• PROMPT
Gather all lines in the data that hold the string "description".

= Beginning of Section =

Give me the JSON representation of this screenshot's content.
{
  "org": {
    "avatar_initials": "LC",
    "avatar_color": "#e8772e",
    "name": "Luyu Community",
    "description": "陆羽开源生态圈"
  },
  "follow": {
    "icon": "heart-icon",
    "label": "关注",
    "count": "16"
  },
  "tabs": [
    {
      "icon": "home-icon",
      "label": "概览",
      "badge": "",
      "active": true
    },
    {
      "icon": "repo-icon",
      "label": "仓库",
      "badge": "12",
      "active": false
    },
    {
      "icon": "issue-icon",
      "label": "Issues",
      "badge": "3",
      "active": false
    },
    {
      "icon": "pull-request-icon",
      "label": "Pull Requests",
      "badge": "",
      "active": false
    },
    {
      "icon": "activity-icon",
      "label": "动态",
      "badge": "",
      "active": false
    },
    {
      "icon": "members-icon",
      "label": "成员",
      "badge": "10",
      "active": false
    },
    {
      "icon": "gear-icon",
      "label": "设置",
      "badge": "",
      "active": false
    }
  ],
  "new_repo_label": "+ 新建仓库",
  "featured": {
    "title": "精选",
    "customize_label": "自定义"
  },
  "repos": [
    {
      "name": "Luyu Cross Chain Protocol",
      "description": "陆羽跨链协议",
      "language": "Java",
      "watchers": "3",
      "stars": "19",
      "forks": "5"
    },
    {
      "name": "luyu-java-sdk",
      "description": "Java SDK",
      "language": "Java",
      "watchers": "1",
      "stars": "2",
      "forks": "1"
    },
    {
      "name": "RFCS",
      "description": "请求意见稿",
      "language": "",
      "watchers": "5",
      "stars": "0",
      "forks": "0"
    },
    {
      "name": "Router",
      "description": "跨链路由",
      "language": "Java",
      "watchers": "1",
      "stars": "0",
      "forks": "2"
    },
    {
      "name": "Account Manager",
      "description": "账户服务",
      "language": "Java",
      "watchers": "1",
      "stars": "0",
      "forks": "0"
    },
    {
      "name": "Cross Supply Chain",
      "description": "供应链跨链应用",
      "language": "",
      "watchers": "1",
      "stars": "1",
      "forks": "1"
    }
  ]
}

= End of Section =

• PROBLEM SOLUTION
    "description": "陆羽开源生态圈"
      "description": "陆羽跨链协议",
      "description": "Java SDK",
      "description": "请求意见稿",
      "description": "跨链路由",
      "description": "账户服务",
      "description": "供应链跨链应用",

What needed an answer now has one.